Serve the cold cream (the "bird milk") with one "bird" floating on top. Enjoy.
Usually one "bird" is not enough to finish the cream, so keep some more on the table..
The French serve the "ocean" with the island floating on top, and pour strains of caramel syrup and roasted almond slices. I ate Ile flottante a la French in Paris, but I didn't like the caramel on top, 'guess one just sticks to what Grandma used to make :).
I have some other optional flavor add-ons instead that I prefer, come and taste my variations in my own kitchen :) or even better, experiment with your own.

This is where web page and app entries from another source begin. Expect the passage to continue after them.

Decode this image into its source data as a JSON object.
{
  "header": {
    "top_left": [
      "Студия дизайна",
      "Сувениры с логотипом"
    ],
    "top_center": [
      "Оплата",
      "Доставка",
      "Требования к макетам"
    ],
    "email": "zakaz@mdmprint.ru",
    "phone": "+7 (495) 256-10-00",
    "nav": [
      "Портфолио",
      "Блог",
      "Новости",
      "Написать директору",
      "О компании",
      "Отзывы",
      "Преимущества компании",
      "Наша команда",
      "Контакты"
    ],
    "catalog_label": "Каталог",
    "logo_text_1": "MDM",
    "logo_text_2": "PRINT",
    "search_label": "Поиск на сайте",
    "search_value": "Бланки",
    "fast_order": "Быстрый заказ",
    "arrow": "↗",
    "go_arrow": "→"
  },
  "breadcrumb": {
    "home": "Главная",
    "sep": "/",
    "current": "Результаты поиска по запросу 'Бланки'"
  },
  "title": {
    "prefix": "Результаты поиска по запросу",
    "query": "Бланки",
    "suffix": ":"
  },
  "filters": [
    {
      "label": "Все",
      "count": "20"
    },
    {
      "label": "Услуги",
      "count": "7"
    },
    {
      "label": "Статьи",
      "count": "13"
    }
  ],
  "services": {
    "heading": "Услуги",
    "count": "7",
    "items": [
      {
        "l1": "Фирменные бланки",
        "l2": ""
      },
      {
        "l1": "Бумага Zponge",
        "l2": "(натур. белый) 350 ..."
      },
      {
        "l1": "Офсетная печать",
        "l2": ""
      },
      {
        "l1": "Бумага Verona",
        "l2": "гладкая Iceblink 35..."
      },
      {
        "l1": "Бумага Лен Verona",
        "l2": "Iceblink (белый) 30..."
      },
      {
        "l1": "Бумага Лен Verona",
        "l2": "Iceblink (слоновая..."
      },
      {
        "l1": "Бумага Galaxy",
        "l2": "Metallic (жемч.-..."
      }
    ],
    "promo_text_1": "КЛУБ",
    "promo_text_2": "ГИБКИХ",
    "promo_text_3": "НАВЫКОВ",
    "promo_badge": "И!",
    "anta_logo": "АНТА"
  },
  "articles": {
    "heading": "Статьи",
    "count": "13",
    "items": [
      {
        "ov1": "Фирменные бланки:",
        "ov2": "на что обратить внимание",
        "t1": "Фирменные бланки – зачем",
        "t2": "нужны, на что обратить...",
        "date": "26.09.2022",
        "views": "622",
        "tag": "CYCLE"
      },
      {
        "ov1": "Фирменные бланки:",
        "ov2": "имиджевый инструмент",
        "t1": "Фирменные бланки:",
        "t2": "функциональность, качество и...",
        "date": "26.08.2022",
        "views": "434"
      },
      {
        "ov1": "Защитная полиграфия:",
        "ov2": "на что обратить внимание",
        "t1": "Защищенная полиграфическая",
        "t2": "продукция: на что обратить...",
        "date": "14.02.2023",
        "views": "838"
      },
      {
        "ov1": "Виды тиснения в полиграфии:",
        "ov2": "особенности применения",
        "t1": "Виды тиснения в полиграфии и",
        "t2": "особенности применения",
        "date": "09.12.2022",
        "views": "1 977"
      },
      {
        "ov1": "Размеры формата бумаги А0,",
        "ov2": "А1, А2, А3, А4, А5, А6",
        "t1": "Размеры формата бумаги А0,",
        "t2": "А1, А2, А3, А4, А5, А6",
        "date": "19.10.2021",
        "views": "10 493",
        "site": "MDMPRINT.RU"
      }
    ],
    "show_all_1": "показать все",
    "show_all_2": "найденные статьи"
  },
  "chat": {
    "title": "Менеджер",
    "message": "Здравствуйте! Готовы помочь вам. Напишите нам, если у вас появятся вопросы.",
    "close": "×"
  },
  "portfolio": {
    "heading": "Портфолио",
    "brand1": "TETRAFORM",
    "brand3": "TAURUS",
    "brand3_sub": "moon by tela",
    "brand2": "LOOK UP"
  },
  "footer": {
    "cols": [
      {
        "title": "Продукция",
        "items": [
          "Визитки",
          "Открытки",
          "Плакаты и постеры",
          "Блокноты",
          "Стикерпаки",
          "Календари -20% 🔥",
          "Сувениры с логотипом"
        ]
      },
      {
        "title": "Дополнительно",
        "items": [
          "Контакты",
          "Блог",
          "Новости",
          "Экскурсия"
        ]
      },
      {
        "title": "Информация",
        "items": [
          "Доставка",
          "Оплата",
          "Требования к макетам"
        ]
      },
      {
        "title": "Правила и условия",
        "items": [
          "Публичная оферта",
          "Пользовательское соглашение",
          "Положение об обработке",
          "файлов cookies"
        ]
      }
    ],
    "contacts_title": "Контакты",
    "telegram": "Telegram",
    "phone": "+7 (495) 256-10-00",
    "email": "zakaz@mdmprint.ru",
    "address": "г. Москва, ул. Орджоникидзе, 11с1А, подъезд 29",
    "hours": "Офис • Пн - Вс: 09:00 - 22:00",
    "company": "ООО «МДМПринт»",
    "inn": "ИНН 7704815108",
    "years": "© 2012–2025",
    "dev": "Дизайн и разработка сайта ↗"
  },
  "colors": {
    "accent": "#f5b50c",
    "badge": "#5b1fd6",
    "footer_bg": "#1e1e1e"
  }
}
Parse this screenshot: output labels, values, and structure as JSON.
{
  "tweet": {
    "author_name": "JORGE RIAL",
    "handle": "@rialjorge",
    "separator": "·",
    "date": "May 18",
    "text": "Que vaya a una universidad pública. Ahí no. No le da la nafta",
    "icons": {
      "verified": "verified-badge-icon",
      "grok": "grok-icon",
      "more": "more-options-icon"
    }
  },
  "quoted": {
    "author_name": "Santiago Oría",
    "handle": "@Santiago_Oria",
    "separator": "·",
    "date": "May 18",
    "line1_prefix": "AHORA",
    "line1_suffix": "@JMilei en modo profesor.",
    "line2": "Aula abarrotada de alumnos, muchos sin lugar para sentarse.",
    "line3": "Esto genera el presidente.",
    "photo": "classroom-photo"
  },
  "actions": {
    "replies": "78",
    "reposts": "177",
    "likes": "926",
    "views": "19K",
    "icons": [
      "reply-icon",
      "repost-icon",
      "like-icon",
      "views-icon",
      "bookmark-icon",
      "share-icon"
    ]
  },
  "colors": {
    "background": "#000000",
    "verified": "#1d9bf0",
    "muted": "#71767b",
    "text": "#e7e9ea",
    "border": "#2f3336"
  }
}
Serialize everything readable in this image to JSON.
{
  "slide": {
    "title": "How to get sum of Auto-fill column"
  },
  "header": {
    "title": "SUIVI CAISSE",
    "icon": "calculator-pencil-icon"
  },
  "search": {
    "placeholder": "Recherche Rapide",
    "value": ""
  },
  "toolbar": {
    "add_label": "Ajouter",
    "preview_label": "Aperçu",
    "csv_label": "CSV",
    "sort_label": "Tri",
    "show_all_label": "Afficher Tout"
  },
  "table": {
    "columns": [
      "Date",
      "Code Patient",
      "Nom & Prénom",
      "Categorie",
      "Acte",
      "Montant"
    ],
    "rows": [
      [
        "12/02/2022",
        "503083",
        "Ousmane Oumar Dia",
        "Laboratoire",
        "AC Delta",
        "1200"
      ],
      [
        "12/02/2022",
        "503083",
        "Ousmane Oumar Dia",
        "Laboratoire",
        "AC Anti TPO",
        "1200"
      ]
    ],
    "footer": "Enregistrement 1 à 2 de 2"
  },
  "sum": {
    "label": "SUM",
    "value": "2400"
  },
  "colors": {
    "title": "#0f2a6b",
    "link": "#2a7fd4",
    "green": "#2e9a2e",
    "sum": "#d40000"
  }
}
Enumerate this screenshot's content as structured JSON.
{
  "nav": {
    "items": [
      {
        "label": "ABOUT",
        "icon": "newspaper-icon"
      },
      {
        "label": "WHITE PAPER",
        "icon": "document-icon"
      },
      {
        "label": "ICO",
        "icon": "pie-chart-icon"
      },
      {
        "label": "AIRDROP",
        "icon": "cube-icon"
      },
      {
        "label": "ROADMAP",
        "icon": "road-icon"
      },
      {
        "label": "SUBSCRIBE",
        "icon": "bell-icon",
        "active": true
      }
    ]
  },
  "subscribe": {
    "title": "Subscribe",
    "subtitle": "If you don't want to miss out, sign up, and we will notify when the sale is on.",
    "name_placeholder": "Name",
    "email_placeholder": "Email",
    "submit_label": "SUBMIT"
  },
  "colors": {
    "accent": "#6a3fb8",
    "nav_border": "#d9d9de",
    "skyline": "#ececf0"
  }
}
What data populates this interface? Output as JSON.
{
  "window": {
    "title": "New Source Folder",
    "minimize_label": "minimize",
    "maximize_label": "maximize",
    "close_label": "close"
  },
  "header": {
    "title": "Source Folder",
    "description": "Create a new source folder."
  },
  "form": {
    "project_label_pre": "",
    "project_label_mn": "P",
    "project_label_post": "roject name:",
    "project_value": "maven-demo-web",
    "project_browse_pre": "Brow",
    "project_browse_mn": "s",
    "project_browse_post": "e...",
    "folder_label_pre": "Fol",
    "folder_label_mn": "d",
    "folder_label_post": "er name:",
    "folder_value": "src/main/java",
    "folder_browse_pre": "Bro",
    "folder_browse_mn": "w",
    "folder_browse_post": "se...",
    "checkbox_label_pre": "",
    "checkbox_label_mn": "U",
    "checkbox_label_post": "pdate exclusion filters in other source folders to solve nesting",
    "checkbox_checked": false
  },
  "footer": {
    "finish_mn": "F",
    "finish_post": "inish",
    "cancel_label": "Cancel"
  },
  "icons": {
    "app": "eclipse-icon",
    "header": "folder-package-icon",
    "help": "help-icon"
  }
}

1. Do not try to boil the whole bunch of egg whites, after scooping several nice birds you'll have some left on the sides of the bowl that can't be so nicely scooped. You choose whether you have some scrambled birds (nothing wrong with the taste), or just stick to the nice ones and wash the leftover egg white away.
2. You can strain the milk used to boil the birds and use it for a hot chocolate, or if you choose so you can make the birds first, strain the milk and use it for the cream.
I actually never do. I make at once few "birds" only, store the milk (egg whites, and the leftover cream) in the fridge and just reuse it next day to make more birds, as the birds can not be stored for long. They either get hard or collapse, depends how much you cooked them..
PS. Sorry for the poor pic, I just couldn't make any better, the camera was always out of focus Maybe next time..